** Opening Given entries block **
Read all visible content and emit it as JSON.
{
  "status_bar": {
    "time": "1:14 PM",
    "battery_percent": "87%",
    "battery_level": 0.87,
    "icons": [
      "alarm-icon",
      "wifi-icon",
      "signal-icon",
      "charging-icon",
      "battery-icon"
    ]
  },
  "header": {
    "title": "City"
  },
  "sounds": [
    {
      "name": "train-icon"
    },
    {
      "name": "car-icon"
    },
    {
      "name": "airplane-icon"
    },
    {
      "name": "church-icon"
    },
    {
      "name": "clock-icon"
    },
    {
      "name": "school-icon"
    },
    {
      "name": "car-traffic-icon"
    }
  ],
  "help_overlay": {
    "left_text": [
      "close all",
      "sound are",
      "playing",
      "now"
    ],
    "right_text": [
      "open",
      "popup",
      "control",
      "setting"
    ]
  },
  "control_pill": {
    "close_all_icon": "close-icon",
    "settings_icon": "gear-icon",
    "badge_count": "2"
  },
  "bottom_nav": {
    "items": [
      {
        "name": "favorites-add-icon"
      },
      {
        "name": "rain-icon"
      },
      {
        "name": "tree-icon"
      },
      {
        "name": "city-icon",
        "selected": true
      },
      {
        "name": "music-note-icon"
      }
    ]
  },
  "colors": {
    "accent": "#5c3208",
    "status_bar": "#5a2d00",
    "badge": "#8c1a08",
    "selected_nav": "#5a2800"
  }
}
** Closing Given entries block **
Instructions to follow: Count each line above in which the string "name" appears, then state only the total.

Result: 12